* _Exercise details_
Please work out how many lines in the data below contain "JSON", and reply with that number alone.
* * *
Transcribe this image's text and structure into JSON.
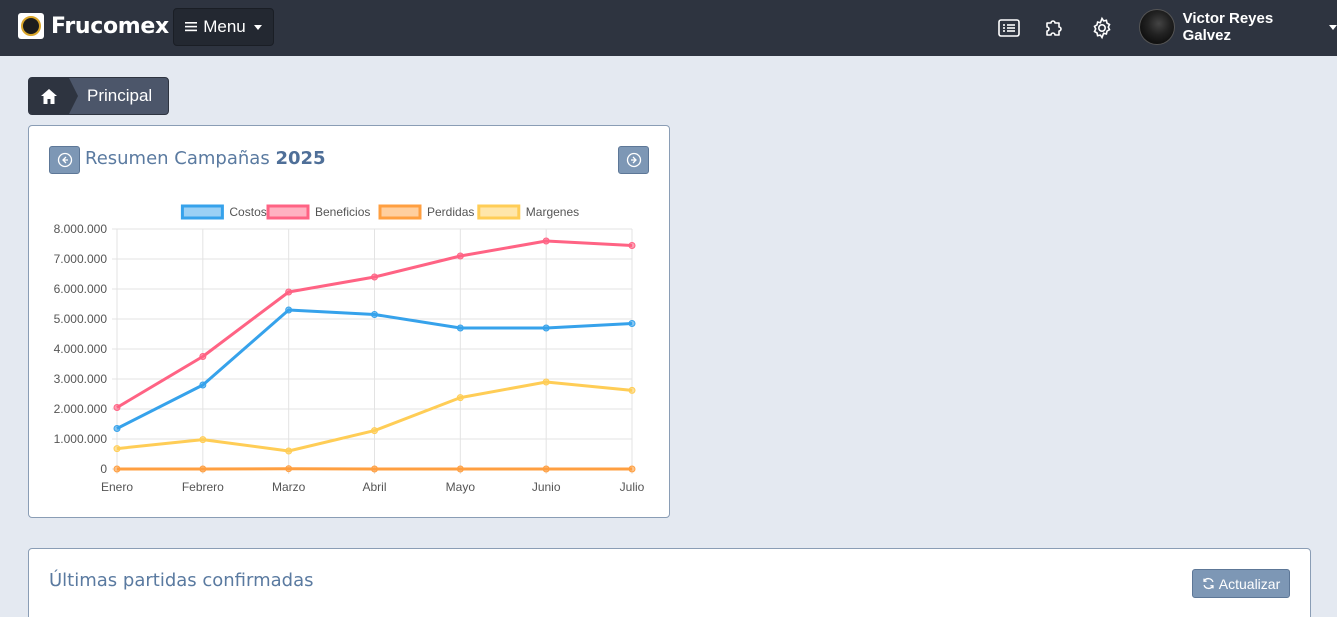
{
  "navbar": {
    "brand": "Frucomex",
    "menu_label": "Menu",
    "user_name": "Victor Reyes Galvez",
    "icons": [
      "list-icon",
      "puzzle-icon",
      "gear-icon"
    ]
  },
  "breadcrumb": {
    "label": "Principal"
  },
  "chart_card": {
    "title": "Resumen Campañas",
    "year": "2025"
  },
  "list_card": {
    "title": "Últimas partidas confirmadas",
    "refresh_label": "Actualizar"
  },
  "chart_data": {
    "type": "line",
    "categories": [
      "Enero",
      "Febrero",
      "Marzo",
      "Abril",
      "Mayo",
      "Junio",
      "Julio"
    ],
    "series": [
      {
        "name": "Costos",
        "color": "#36a2eb",
        "values": [
          1350000,
          2800000,
          5300000,
          5150000,
          4700000,
          4700000,
          4850000
        ]
      },
      {
        "name": "Beneficios",
        "color": "#ff6384",
        "values": [
          2050000,
          3750000,
          5900000,
          6400000,
          7100000,
          7600000,
          7450000
        ]
      },
      {
        "name": "Perdidas",
        "color": "#ff9f40",
        "values": [
          0,
          0,
          10000,
          0,
          0,
          0,
          0
        ]
      },
      {
        "name": "Margenes",
        "color": "#ffcd56",
        "values": [
          680000,
          980000,
          600000,
          1280000,
          2380000,
          2900000,
          2620000
        ]
      }
    ],
    "ylim": [
      0,
      8000000
    ],
    "yticks": [
      "8.000.000",
      "7.000.000",
      "6.000.000",
      "5.000.000",
      "4.000.000",
      "3.000.000",
      "2.000.000",
      "1.000.000",
      "0"
    ],
    "grid": true,
    "legend": "top"
  }
}
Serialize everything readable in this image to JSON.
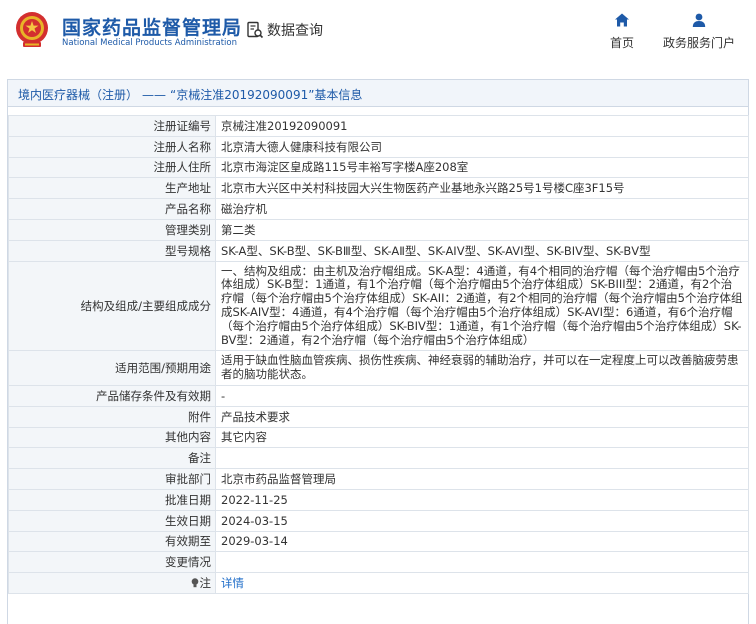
{
  "header": {
    "site_title_cn": "国家药品监督管理局",
    "site_title_en": "National Medical Products Administration",
    "data_query_label": "数据查询",
    "nav_home_label": "首页",
    "nav_portal_label": "政务服务门户",
    "brand_color": "#1e5aa8",
    "emblem_color": "#d32f2f"
  },
  "breadcrumb": {
    "category": "境内医疗器械（注册）",
    "separator": "——",
    "record_title": "“京械注准20192090091”基本信息"
  },
  "rows": [
    {
      "key": "注册证编号",
      "value": "京械注准20192090091"
    },
    {
      "key": "注册人名称",
      "value": "北京清大德人健康科技有限公司"
    },
    {
      "key": "注册人住所",
      "value": "北京市海淀区皇成路115号丰裕写字楼A座208室"
    },
    {
      "key": "生产地址",
      "value": "北京市大兴区中关村科技园大兴生物医药产业基地永兴路25号1号楼C座3F15号"
    },
    {
      "key": "产品名称",
      "value": "磁治疗机"
    },
    {
      "key": "管理类别",
      "value": "第二类"
    },
    {
      "key": "型号规格",
      "value": "SK-A型、SK-B型、SK-BⅢ型、SK-AⅡ型、SK-AIV型、SK-AVI型、SK-BIV型、SK-BⅤ型"
    },
    {
      "key": "结构及组成/主要组成成分",
      "value": "一、结构及组成：由主机及治疗帽组成。SK-A型：4通道，有4个相同的治疗帽（每个治疗帽由5个治疗体组成）SK-B型：1通道，有1个治疗帽（每个治疗帽由5个治疗体组成）SK-BIII型：2通道，有2个治疗帽（每个治疗帽由5个治疗体组成）SK-AII：2通道，有2个相同的治疗帽（每个治疗帽由5个治疗体组成SK-AIV型：4通道，有4个治疗帽（每个治疗帽由5个治疗体组成）SK-AVI型：6通道，有6个治疗帽（每个治疗帽由5个治疗体组成）SK-BIV型：1通道，有1个治疗帽（每个治疗帽由5个治疗体组成）SK-BV型：2通道，有2个治疗帽（每个治疗帽由5个治疗体组成）"
    },
    {
      "key": "适用范围/预期用途",
      "value": "适用于缺血性脑血管疾病、损伤性疾病、神经衰弱的辅助治疗，并可以在一定程度上可以改善脑疲劳患者的脑功能状态。"
    },
    {
      "key": "产品储存条件及有效期",
      "value": "-"
    },
    {
      "key": "附件",
      "value": "产品技术要求"
    },
    {
      "key": "其他内容",
      "value": "其它内容"
    },
    {
      "key": "备注",
      "value": ""
    },
    {
      "key": "审批部门",
      "value": "北京市药品监督管理局"
    },
    {
      "key": "批准日期",
      "value": "2022-11-25"
    },
    {
      "key": "生效日期",
      "value": "2024-03-15"
    },
    {
      "key": "有效期至",
      "value": "2029-03-14"
    },
    {
      "key": "变更情况",
      "value": ""
    },
    {
      "key": "注",
      "value": "详情"
    }
  ]
}
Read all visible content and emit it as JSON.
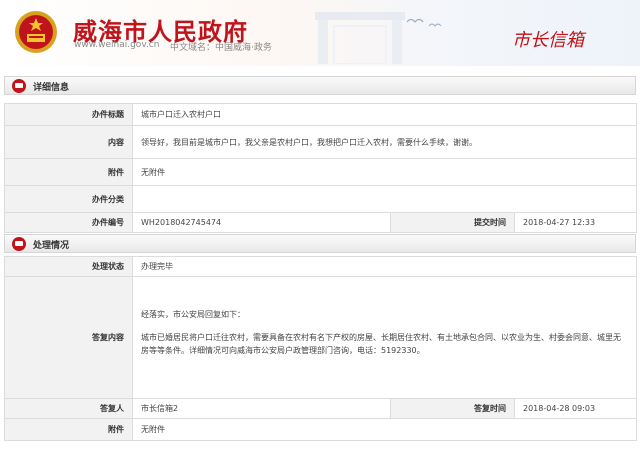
{
  "header": {
    "site_title": "威海市人民政府",
    "site_url": "www.weihai.gov.cn",
    "site_domain_cn": "中文域名：中国威海·政务",
    "section_label": "市长信箱"
  },
  "detail": {
    "section_title": "详细信息",
    "rows": {
      "title_label": "办件标题",
      "title_value": "城市户口迁入农村户口",
      "content_label": "内容",
      "content_value": "领导好，我目前是城市户口，我父亲是农村户口，我想把户口迁入农村，需要什么手续，谢谢。",
      "attachment_label": "附件",
      "attachment_value": "无附件",
      "category_label": "办件分类",
      "category_value": "",
      "number_label": "办件编号",
      "number_value": "WH2018042745474",
      "submit_time_label": "提交时间",
      "submit_time_value": "2018-04-27 12:33"
    }
  },
  "handling": {
    "section_title": "处理情况",
    "rows": {
      "status_label": "处理状态",
      "status_value": "办理完毕",
      "reply_label": "答复内容",
      "reply_para1": "经落实，市公安局回复如下：",
      "reply_para2": "城市已婚居民将户口迁往农村，需要具备在农村有名下产权的房屋、长期居住农村、有土地承包合同、以农业为生、村委会同意、城里无房等等条件。详细情况可向威海市公安局户政管理部门咨询，电话：5192330。",
      "replier_label": "答复人",
      "replier_value": "市长信箱2",
      "reply_time_label": "答复时间",
      "reply_time_value": "2018-04-28 09:03",
      "attachment_label": "附件",
      "attachment_value": "无附件"
    }
  },
  "colors": {
    "brand_red": "#c0141b",
    "label_bg": "#f2f2f2",
    "border": "#dcdcdc"
  },
  "icons": {
    "emblem": "national-emblem-icon",
    "section": "mail-icon"
  }
}
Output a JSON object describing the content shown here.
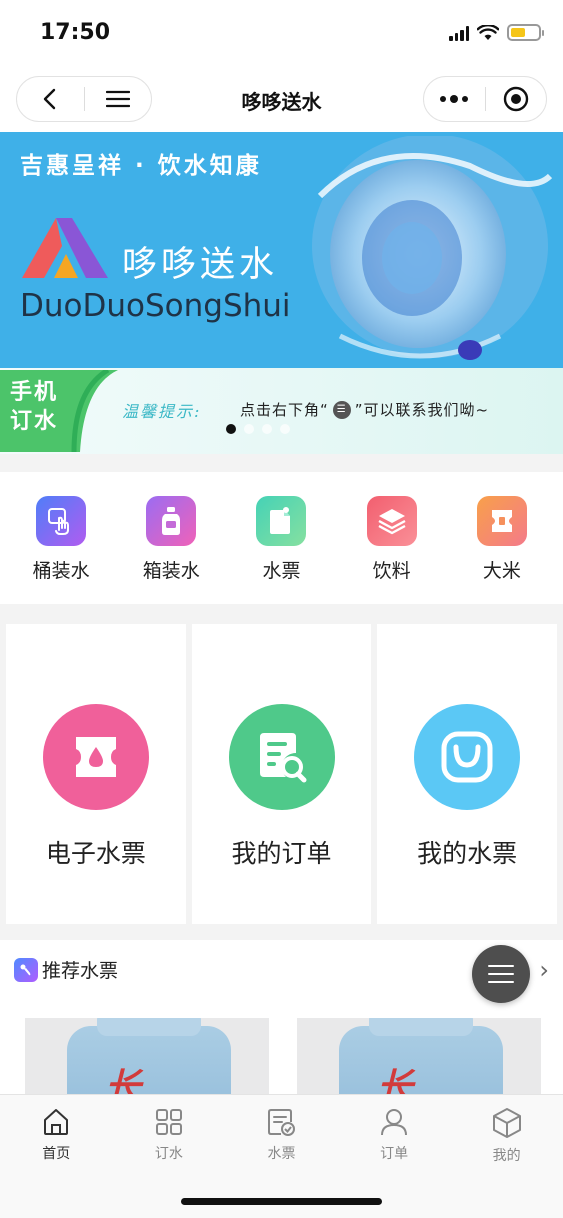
{
  "status": {
    "time": "17:50"
  },
  "nav": {
    "title": "哆哆送水"
  },
  "banner": {
    "slogan": "吉惠呈祥 · 饮水知康",
    "brand_cn": "哆哆送水",
    "brand_en": "DuoDuoSongShui"
  },
  "notice": {
    "badge_line1": "手机",
    "badge_line2": "订水",
    "label": "温馨提示:",
    "text_before": "点击右下角“",
    "text_after": "”可以联系我们呦~"
  },
  "categories": [
    {
      "label": "桶装水",
      "icon": "touch-icon",
      "color": "#7b5cf5"
    },
    {
      "label": "箱装水",
      "icon": "bottle-icon",
      "color": "#b063e8"
    },
    {
      "label": "水票",
      "icon": "ticket-icon",
      "color": "#4ecda6"
    },
    {
      "label": "饮料",
      "icon": "layers-icon",
      "color": "#f2607a"
    },
    {
      "label": "大米",
      "icon": "rice-icon",
      "color": "#f79a4c"
    }
  ],
  "cards": [
    {
      "label": "电子水票",
      "icon": "water-ticket-icon",
      "color": "#f0609a"
    },
    {
      "label": "我的订单",
      "icon": "order-search-icon",
      "color": "#4fc98a"
    },
    {
      "label": "我的水票",
      "icon": "bag-icon",
      "color": "#5bc8f5"
    }
  ],
  "recommend": {
    "title": "推荐水票",
    "items": [
      {
        "brand": "长"
      },
      {
        "brand": "长"
      }
    ]
  },
  "tabs": [
    {
      "label": "首页",
      "icon": "home-icon"
    },
    {
      "label": "订水",
      "icon": "grid-icon"
    },
    {
      "label": "水票",
      "icon": "ticket-check-icon"
    },
    {
      "label": "订单",
      "icon": "user-icon"
    },
    {
      "label": "我的",
      "icon": "cube-icon"
    }
  ]
}
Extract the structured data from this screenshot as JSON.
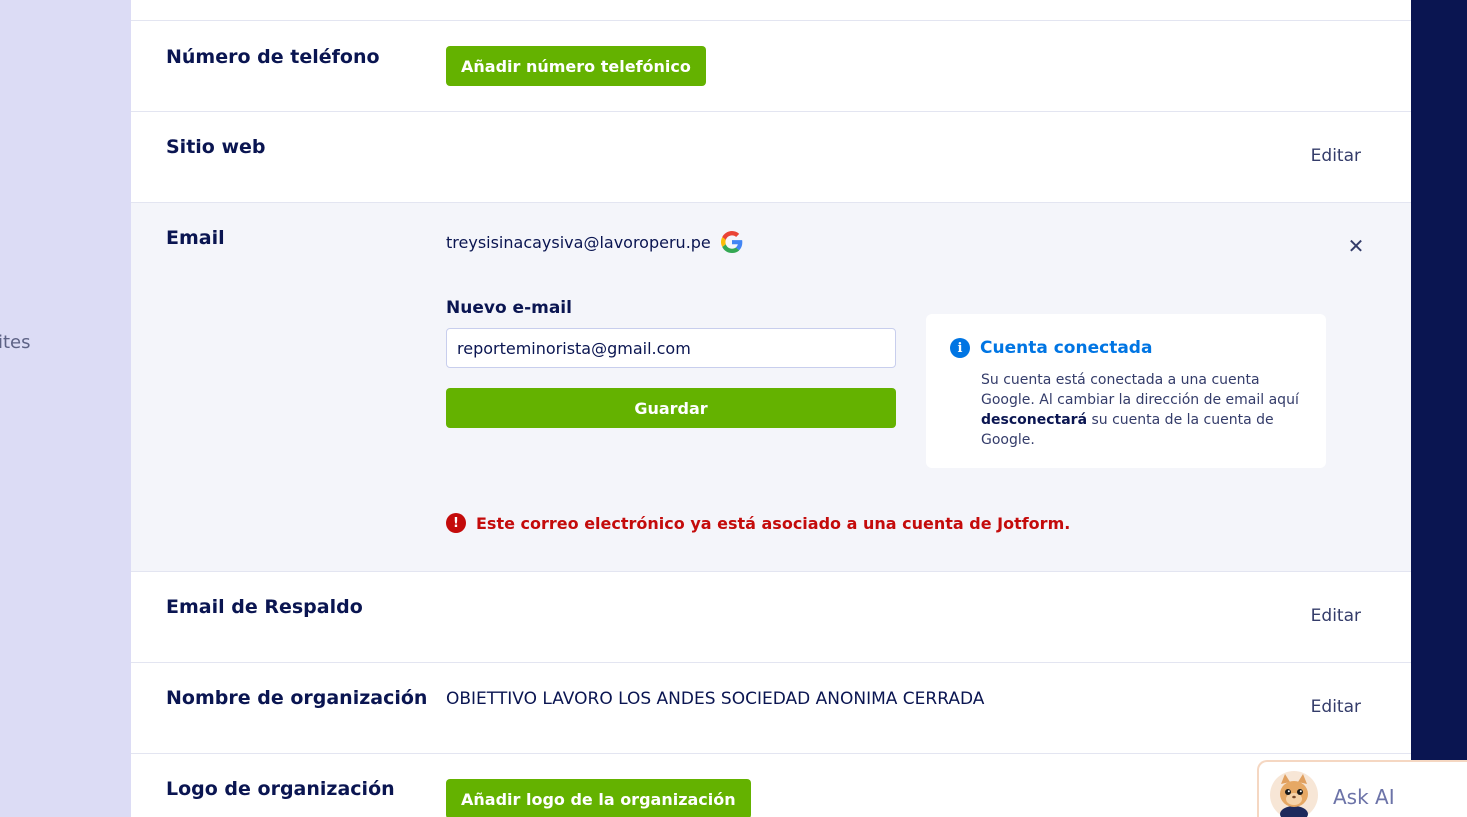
{
  "sidebar": {
    "nav_fragment": "ites"
  },
  "rows": {
    "phone": {
      "label": "Número de teléfono",
      "button": "Añadir número telefónico"
    },
    "website": {
      "label": "Sitio web",
      "edit": "Editar"
    },
    "email": {
      "label": "Email",
      "current_value": "treysisinacaysiva@lavoroperu.pe",
      "new_email_label": "Nuevo e-mail",
      "new_email_value": "reporteminorista@gmail.com",
      "save_button": "Guardar",
      "info_card": {
        "title": "Cuenta conectada",
        "text_before": "Su cuenta está conectada a una cuenta Google. Al cambiar la dirección de email aquí",
        "text_bold": "desconectará",
        "text_after": "su cuenta de la cuenta de Google."
      },
      "error": "Este correo electrónico ya está asociado a una cuenta de Jotform."
    },
    "backup_email": {
      "label": "Email de Respaldo",
      "edit": "Editar"
    },
    "org_name": {
      "label": "Nombre de organización",
      "value": "OBIETTIVO LAVORO LOS ANDES SOCIEDAD ANONIMA CERRADA",
      "edit": "Editar"
    },
    "org_logo": {
      "label": "Logo de organización",
      "button": "Añadir logo de la organización"
    }
  },
  "ask_ai": {
    "label": "Ask AI"
  },
  "icons": {
    "close": "close-icon",
    "google": "google-icon",
    "info": "info-icon",
    "error": "error-icon",
    "ask_ai_avatar": "ask-ai-avatar-icon"
  },
  "colors": {
    "primary_green": "#64b200",
    "navy": "#0a1551",
    "info_blue": "#0075e3",
    "error_red": "#c40b0b",
    "sidebar_lavender": "#dcdcf5"
  }
}
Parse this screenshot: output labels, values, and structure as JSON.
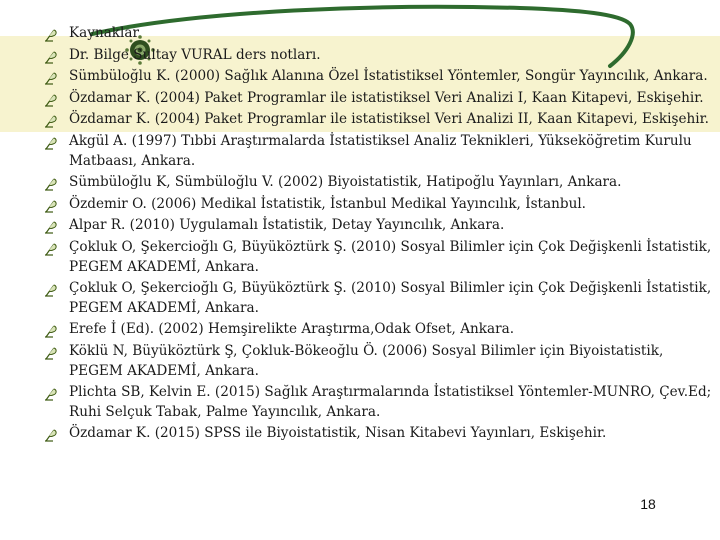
{
  "slide": {
    "colors": {
      "band": "#f7f3cf",
      "arc": "#2e6b2e",
      "bullet": "#3d5a12"
    },
    "bullet_icon": "leaf-pen-icon",
    "references": [
      "Kaynaklar",
      "Dr. Bilge Sultay VURAL ders notları.",
      "Sümbüloğlu K. (2000) Sağlık Alanına Özel İstatistiksel Yöntemler, Songür Yayıncılık, Ankara.",
      "Özdamar K. (2004) Paket Programlar ile istatistiksel Veri Analizi I, Kaan Kitapevi, Eskişehir.",
      "Özdamar K. (2004) Paket Programlar ile istatistiksel Veri Analizi II, Kaan Kitapevi, Eskişehir.",
      "Akgül A. (1997) Tıbbi Araştırmalarda İstatistiksel Analiz Teknikleri, Yükseköğretim Kurulu Matbaası, Ankara.",
      "Sümbüloğlu K, Sümbüloğlu V. (2002) Biyoistatistik, Hatipoğlu Yayınları, Ankara.",
      "Özdemir O. (2006) Medikal İstatistik, İstanbul Medikal Yayıncılık, İstanbul.",
      "Alpar R. (2010) Uygulamalı İstatistik, Detay Yayıncılık, Ankara.",
      "Çokluk O, Şekercioğlı G, Büyüköztürk Ş. (2010) Sosyal Bilimler için Çok Değişkenli İstatistik, PEGEM AKADEMİ, Ankara.",
      "Çokluk O, Şekercioğlı G, Büyüköztürk Ş. (2010) Sosyal Bilimler için Çok Değişkenli İstatistik, PEGEM AKADEMİ, Ankara.",
      "Erefe İ (Ed). (2002) Hemşirelikte Araştırma,Odak Ofset, Ankara.",
      "Köklü N, Büyüköztürk Ş, Çokluk-Bökeoğlu Ö. (2006) Sosyal Bilimler için Biyoistatistik, PEGEM AKADEMİ, Ankara.",
      "Plichta SB, Kelvin E. (2015) Sağlık Araştırmalarında İstatistiksel Yöntemler-MUNRO, Çev.Ed; Ruhi Selçuk Tabak, Palme Yayıncılık, Ankara.",
      "Özdamar K. (2015) SPSS ile Biyoistatistik, Nisan Kitabevi Yayınları, Eskişehir."
    ],
    "page_number": "18"
  }
}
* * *
* _Written response_
6